**TASK ITEM**
I would like you to output every record below exactly, apart from the pictures.

**SOURCE MATERIAL**

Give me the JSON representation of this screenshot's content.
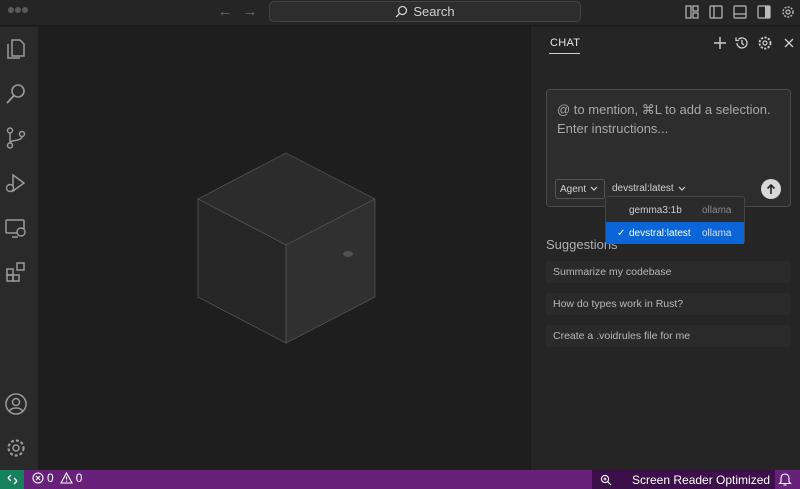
{
  "titlebar": {
    "search_label": "Search"
  },
  "chat": {
    "tab_label": "CHAT",
    "input_placeholder": "@ to mention, ⌘L to add a selection. Enter instructions...",
    "mode_label": "Agent",
    "model_label": "devstral:latest",
    "dropdown": [
      {
        "name": "gemma3:1b",
        "provider": "ollama",
        "selected": false
      },
      {
        "name": "devstral:latest",
        "provider": "ollama",
        "selected": true
      }
    ],
    "suggestions_title": "Suggestions",
    "suggestions": [
      "Summarize my codebase",
      "How do types work in Rust?",
      "Create a .voidrules file for me"
    ]
  },
  "statusbar": {
    "errors": "0",
    "warnings": "0",
    "screen_reader": "Screen Reader Optimized"
  },
  "colors": {
    "accent": "#0a66d8",
    "status": "#68217a",
    "remote": "#16825d"
  }
}
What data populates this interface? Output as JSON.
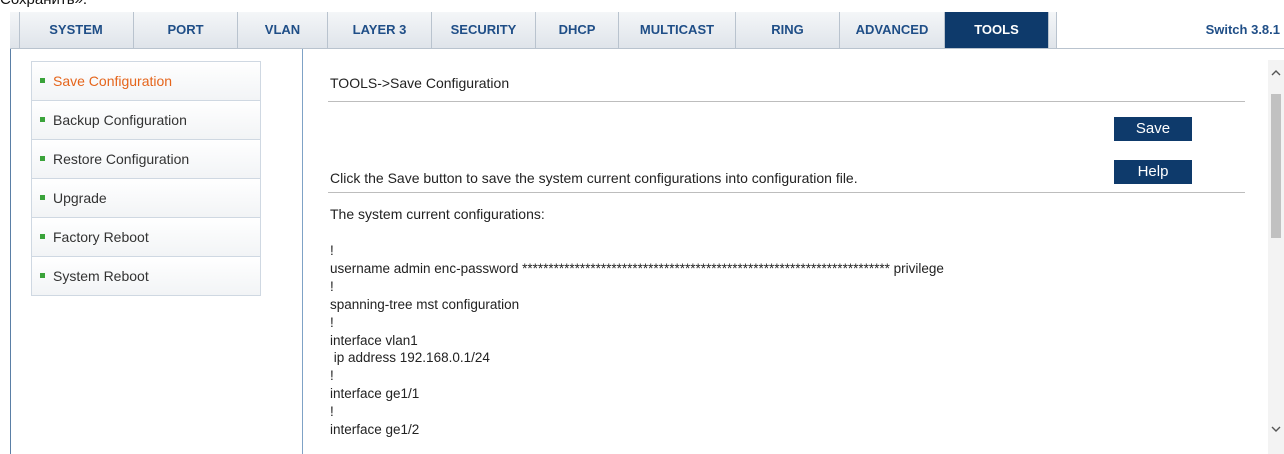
{
  "cut_text": "Сохранить».",
  "nav": {
    "tabs": [
      {
        "label": "SYSTEM"
      },
      {
        "label": "PORT"
      },
      {
        "label": "VLAN"
      },
      {
        "label": "LAYER 3"
      },
      {
        "label": "SECURITY"
      },
      {
        "label": "DHCP"
      },
      {
        "label": "MULTICAST"
      },
      {
        "label": "RING"
      },
      {
        "label": "ADVANCED"
      },
      {
        "label": "TOOLS"
      }
    ],
    "active_tab": "TOOLS",
    "version": "Switch 3.8.1"
  },
  "sidebar": {
    "items": [
      {
        "label": "Save Configuration"
      },
      {
        "label": "Backup Configuration"
      },
      {
        "label": "Restore Configuration"
      },
      {
        "label": "Upgrade"
      },
      {
        "label": "Factory Reboot"
      },
      {
        "label": "System Reboot"
      }
    ],
    "active_item": "Save Configuration"
  },
  "main": {
    "breadcrumb": "TOOLS->Save Configuration",
    "description": "Click the Save button to save the system current configurations into configuration file.",
    "save_label": "Save",
    "help_label": "Help",
    "config_title": "The system current configurations:",
    "config_lines": [
      "!",
      "username admin enc-password ********************************************************************** privilege",
      "!",
      "spanning-tree mst configuration",
      "!",
      "interface vlan1",
      " ip address 192.168.0.1/24",
      "!",
      "interface ge1/1",
      "!",
      "interface ge1/2"
    ]
  },
  "colors": {
    "nav_active_bg": "#0e3a6b",
    "nav_text": "#1f4e87",
    "active_item_text": "#e5651b",
    "bullet": "#3aa33a",
    "button_bg": "#0e3a6b"
  }
}
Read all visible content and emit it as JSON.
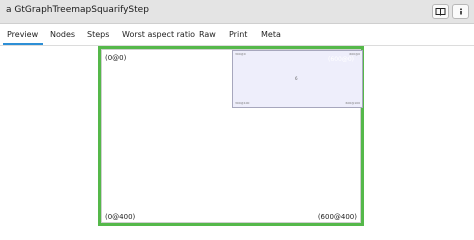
{
  "window": {
    "title": "a GtGraphTreemapSquarifyStep",
    "buttons": {
      "inspect_icon": "book-icon",
      "menu_icon": "menu-dot-icon"
    }
  },
  "tabs": [
    {
      "label": "Preview",
      "active": true
    },
    {
      "label": "Nodes",
      "active": false
    },
    {
      "label": "Steps",
      "active": false
    },
    {
      "label": "Worst aspect ratio",
      "active": false
    },
    {
      "label": "Raw",
      "active": false
    },
    {
      "label": "Print",
      "active": false
    },
    {
      "label": "Meta",
      "active": false
    }
  ],
  "preview": {
    "corners": {
      "top_left": "(0@0)",
      "bottom_left": "(0@400)",
      "bottom_right": "(600@400)"
    },
    "node": {
      "value": "6",
      "top_left": "300@0",
      "top_right": "600@0",
      "bottom_left": "300@100",
      "bottom_right": "600@100",
      "ghost_label": "(600@0)"
    },
    "colors": {
      "frame": "#55b84a",
      "node_fill": "#eeeefb",
      "tab_accent": "#2d8fd6"
    }
  }
}
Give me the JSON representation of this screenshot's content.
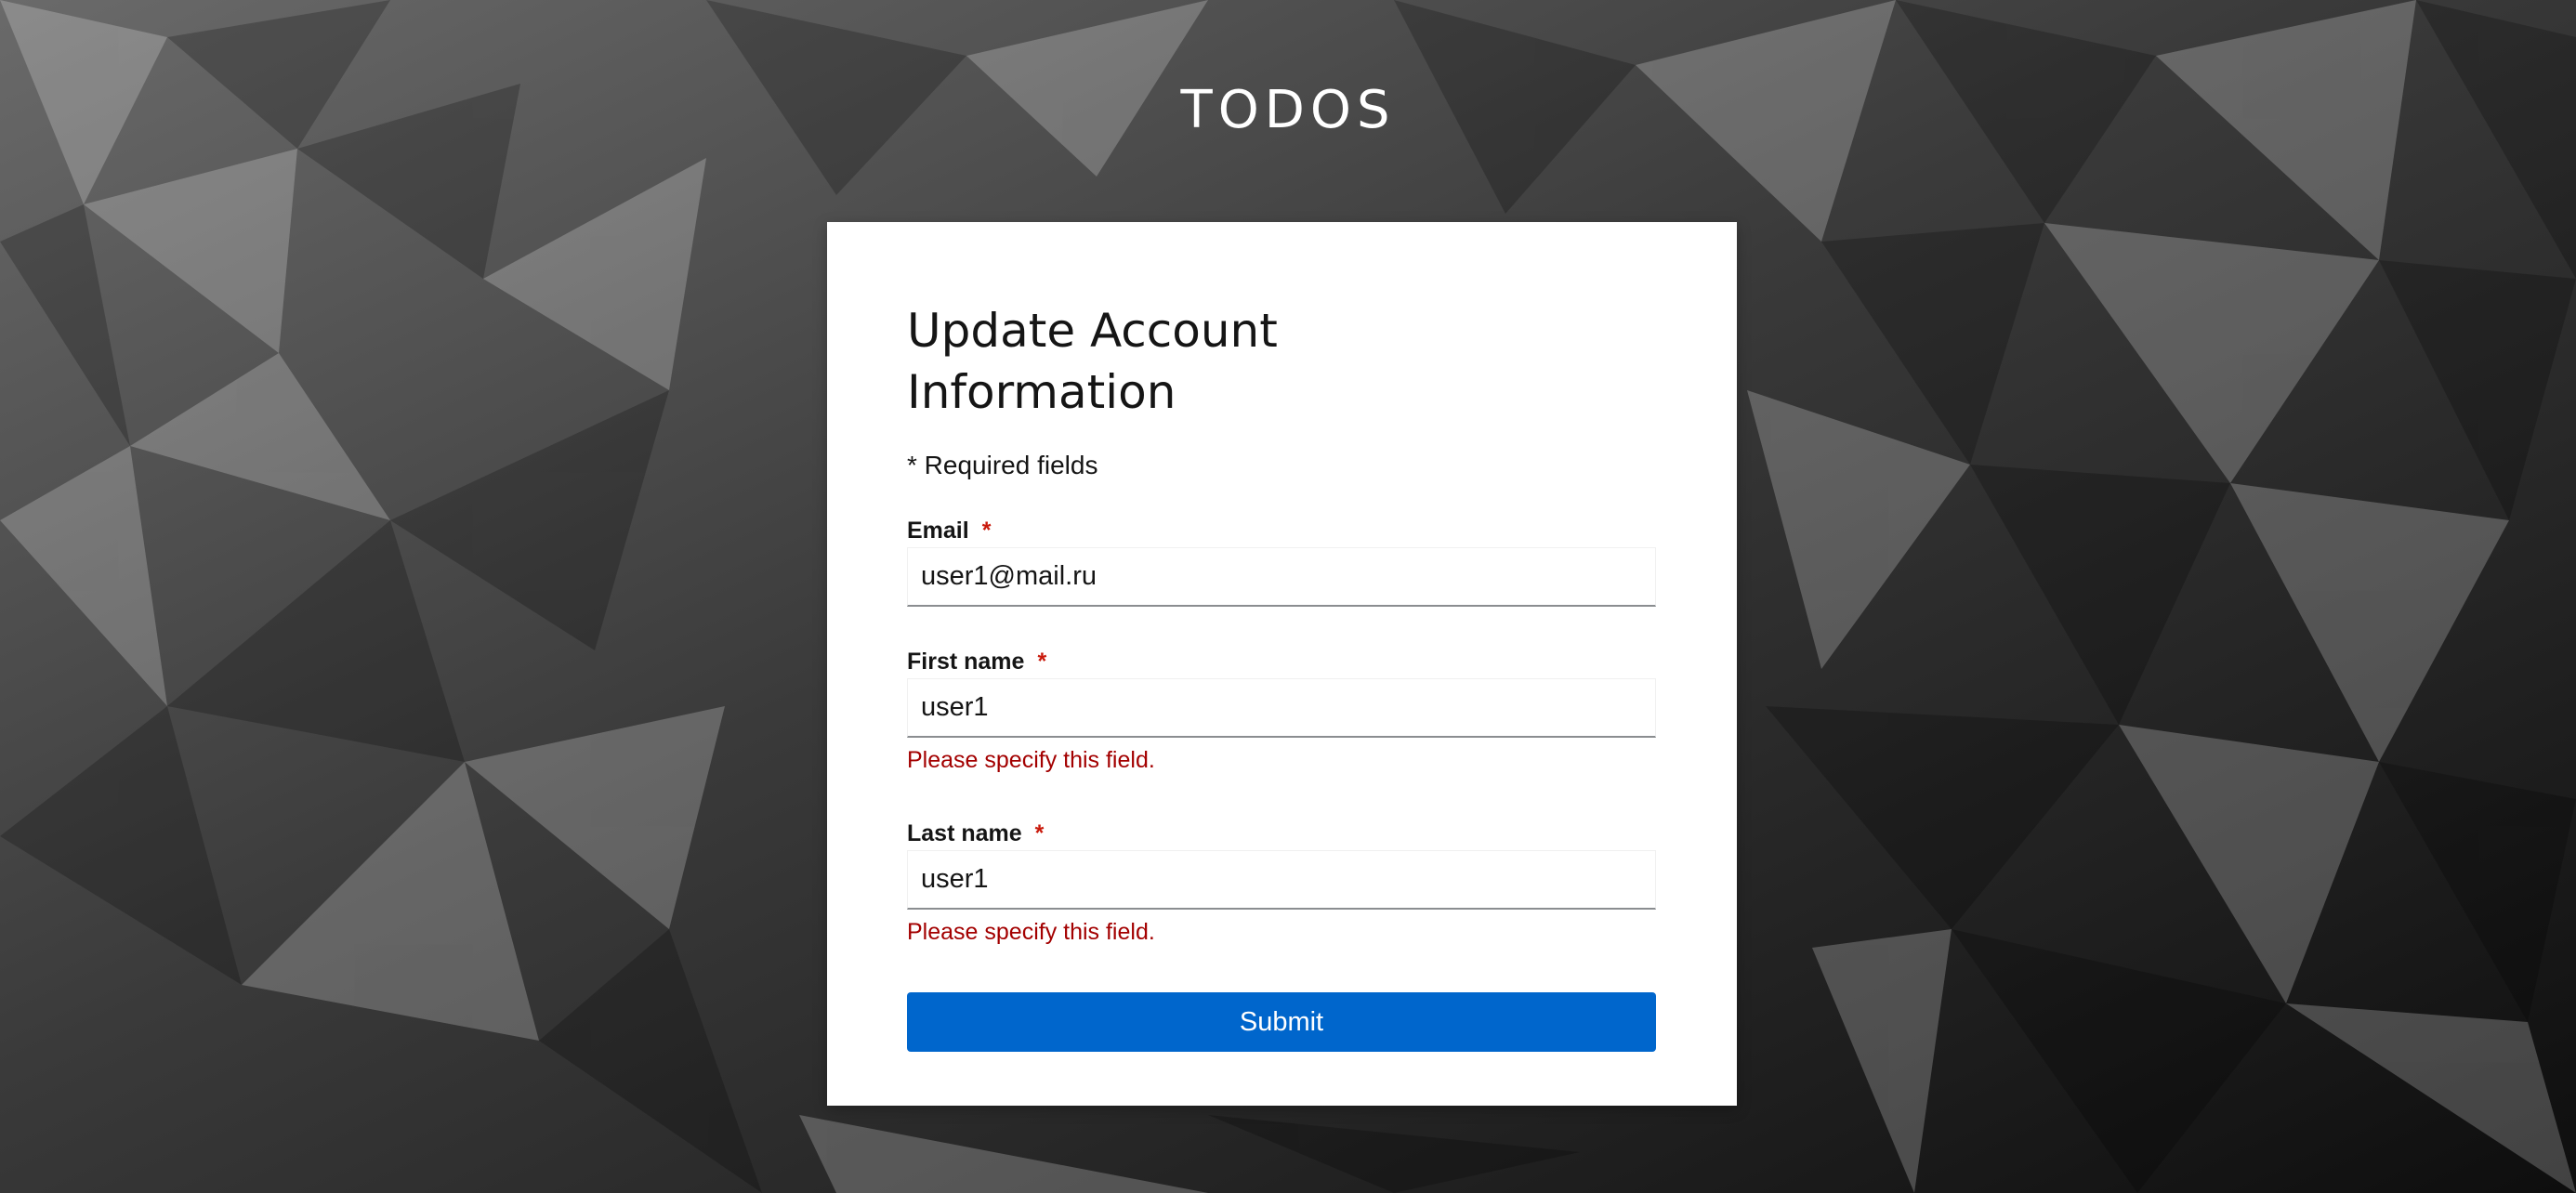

**ANSWER TO THIS EXERCISE**
Give me the JSON representation of this screenshot's content.
{
  "titlebar": {
    "search_label": "Search"
  },
  "chat": {
    "tab_label": "CHAT",
    "input_placeholder": "@ to mention, ⌘L to add a selection. Enter instructions...",
    "mode_label": "Agent",
    "model_label": "devstral:latest",
    "dropdown": [
      {
        "name": "gemma3:1b",
        "provider": "ollama",
        "selected": false
      },
      {
        "name": "devstral:latest",
        "provider": "ollama",
        "selected": true
      }
    ],
    "suggestions_title": "Suggestions",
    "suggestions": [
      "Summarize my codebase",
      "How do types work in Rust?",
      "Create a .voidrules file for me"
    ]
  },
  "statusbar": {
    "errors": "0",
    "warnings": "0",
    "screen_reader": "Screen Reader Optimized"
  },
  "colors": {
    "accent": "#0a66d8",
    "status": "#68217a",
    "remote": "#16825d"
  }
}
What data populates this interface? Output as JSON.
{
  "cut_text": "Сохранить».",
  "nav": {
    "tabs": [
      {
        "label": "SYSTEM"
      },
      {
        "label": "PORT"
      },
      {
        "label": "VLAN"
      },
      {
        "label": "LAYER 3"
      },
      {
        "label": "SECURITY"
      },
      {
        "label": "DHCP"
      },
      {
        "label": "MULTICAST"
      },
      {
        "label": "RING"
      },
      {
        "label": "ADVANCED"
      },
      {
        "label": "TOOLS"
      }
    ],
    "active_tab": "TOOLS",
    "version": "Switch 3.8.1"
  },
  "sidebar": {
    "items": [
      {
        "label": "Save Configuration"
      },
      {
        "label": "Backup Configuration"
      },
      {
        "label": "Restore Configuration"
      },
      {
        "label": "Upgrade"
      },
      {
        "label": "Factory Reboot"
      },
      {
        "label": "System Reboot"
      }
    ],
    "active_item": "Save Configuration"
  },
  "main": {
    "breadcrumb": "TOOLS->Save Configuration",
    "description": "Click the Save button to save the system current configurations into configuration file.",
    "save_label": "Save",
    "help_label": "Help",
    "config_title": "The system current configurations:",
    "config_lines": [
      "!",
      "username admin enc-password ********************************************************************** privilege",
      "!",
      "spanning-tree mst configuration",
      "!",
      "interface vlan1",
      " ip address 192.168.0.1/24",
      "!",
      "interface ge1/1",
      "!",
      "interface ge1/2"
    ]
  },
  "colors": {
    "nav_active_bg": "#0e3a6b",
    "nav_text": "#1f4e87",
    "active_item_text": "#e5651b",
    "bullet": "#3aa33a",
    "button_bg": "#0e3a6b"
  }
}
Read all visible content and emit it as JSON.
{
  "window": {
    "title": "a GtGraphTreemapSquarifyStep",
    "buttons": {
      "inspect_icon": "book-icon",
      "menu_icon": "menu-dot-icon"
    }
  },
  "tabs": [
    {
      "label": "Preview",
      "active": true
    },
    {
      "label": "Nodes",
      "active": false
    },
    {
      "label": "Steps",
      "active": false
    },
    {
      "label": "Worst aspect ratio",
      "active": false
    },
    {
      "label": "Raw",
      "active": false
    },
    {
      "label": "Print",
      "active": false
    },
    {
      "label": "Meta",
      "active": false
    }
  ],
  "preview": {
    "corners": {
      "top_left": "(0@0)",
      "bottom_left": "(0@400)",
      "bottom_right": "(600@400)"
    },
    "node": {
      "value": "6",
      "top_left": "300@0",
      "top_right": "600@0",
      "bottom_left": "300@100",
      "bottom_right": "600@100",
      "ghost_label": "(600@0)"
    },
    "colors": {
      "frame": "#55b84a",
      "node_fill": "#eeeefb",
      "tab_accent": "#2d8fd6"
    }
  }
}
Give me the JSON representation of this screenshot's content.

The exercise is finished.